(Source records)

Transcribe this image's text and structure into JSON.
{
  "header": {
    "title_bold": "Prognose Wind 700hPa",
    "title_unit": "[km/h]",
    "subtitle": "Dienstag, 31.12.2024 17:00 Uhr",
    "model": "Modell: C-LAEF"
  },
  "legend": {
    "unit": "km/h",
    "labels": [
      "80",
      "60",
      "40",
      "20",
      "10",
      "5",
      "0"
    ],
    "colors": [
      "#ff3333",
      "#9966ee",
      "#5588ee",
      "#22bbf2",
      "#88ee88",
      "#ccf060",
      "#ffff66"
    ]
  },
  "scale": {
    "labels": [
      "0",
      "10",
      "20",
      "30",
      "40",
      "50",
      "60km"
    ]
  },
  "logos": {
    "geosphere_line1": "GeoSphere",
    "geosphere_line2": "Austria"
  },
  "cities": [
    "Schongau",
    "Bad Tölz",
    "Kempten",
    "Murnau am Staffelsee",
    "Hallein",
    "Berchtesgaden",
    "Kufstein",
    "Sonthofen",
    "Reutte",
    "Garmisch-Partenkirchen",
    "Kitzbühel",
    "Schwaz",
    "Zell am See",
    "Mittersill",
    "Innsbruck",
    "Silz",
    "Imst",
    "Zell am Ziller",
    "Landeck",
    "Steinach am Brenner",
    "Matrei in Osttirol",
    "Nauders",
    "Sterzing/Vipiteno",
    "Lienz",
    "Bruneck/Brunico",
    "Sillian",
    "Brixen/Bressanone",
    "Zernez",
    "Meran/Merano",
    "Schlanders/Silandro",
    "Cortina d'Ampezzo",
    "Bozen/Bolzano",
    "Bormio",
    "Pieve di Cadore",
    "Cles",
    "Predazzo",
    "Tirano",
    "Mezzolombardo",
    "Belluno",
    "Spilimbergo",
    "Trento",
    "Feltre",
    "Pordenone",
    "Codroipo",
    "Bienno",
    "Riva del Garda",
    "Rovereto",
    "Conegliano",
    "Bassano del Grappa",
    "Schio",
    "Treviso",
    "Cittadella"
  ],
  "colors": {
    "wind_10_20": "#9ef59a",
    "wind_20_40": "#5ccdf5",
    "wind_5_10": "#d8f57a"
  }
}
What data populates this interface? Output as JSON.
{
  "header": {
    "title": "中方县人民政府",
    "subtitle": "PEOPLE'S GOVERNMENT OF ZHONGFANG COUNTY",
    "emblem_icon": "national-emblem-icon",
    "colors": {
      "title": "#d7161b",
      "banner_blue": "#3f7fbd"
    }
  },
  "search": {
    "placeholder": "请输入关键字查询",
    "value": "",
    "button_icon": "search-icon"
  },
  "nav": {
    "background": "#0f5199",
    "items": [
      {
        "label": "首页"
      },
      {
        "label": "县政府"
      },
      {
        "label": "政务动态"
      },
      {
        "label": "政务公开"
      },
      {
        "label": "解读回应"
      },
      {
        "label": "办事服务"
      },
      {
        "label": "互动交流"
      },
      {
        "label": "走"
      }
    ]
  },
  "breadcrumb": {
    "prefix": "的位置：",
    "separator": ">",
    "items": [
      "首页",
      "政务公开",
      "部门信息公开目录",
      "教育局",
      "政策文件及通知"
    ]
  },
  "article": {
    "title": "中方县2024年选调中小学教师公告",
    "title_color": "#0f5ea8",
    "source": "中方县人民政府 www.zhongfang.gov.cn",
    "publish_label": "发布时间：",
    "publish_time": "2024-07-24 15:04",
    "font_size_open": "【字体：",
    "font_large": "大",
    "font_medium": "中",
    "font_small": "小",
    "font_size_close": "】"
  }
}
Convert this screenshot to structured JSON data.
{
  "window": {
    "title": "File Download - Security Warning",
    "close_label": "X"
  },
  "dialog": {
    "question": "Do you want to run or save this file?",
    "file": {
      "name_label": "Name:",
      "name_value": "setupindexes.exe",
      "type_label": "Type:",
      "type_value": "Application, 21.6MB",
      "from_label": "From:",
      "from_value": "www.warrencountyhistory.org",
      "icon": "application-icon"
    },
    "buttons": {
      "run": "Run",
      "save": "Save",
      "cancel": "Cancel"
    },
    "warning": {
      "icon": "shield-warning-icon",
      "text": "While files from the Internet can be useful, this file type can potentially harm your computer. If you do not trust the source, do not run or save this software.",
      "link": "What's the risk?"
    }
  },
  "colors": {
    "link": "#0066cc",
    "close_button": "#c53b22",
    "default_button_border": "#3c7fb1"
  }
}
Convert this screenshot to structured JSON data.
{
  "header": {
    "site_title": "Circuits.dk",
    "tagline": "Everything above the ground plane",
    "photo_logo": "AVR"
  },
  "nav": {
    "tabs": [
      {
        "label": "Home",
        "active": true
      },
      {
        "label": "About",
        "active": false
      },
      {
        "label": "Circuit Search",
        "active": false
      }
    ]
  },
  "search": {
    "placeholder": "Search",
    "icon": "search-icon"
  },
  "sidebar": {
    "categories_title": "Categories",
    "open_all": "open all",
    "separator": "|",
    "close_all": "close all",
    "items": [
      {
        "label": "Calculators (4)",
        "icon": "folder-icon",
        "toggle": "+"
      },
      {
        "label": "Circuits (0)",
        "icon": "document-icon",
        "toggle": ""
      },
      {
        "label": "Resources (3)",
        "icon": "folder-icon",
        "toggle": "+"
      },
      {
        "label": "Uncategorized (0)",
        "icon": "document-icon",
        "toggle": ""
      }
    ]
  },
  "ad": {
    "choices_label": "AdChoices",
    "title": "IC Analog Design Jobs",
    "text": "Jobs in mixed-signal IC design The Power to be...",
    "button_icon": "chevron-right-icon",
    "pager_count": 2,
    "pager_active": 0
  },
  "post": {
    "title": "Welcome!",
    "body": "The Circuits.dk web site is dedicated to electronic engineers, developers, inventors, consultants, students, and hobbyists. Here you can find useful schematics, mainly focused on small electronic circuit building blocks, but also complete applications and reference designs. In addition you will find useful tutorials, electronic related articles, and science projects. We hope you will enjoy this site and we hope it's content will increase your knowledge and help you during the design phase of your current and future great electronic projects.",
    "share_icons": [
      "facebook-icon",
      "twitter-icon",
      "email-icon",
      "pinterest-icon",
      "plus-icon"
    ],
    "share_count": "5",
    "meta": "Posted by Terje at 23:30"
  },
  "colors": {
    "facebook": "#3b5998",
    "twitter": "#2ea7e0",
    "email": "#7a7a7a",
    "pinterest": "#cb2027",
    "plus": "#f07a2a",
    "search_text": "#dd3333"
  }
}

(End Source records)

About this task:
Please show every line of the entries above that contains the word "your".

Reply to the task:
      "text": "While files from the Internet can be useful, this file type can potentially harm your computer. If you do not trust the source, do not run or save this software.",
    "body": "The Circuits.dk web site is dedicated to electronic engineers, developers, inventors, consultants, students, and hobbyists. Here you can find useful schematics, mainly focused on small electronic circuit building blocks, but also complete applications and reference designs. In addition you will find useful tutorials, electronic related articles, and science projects. We hope you will enjoy this site and we hope it's content will increase your knowledge and help you during the design phase of your current and future great electronic projects.",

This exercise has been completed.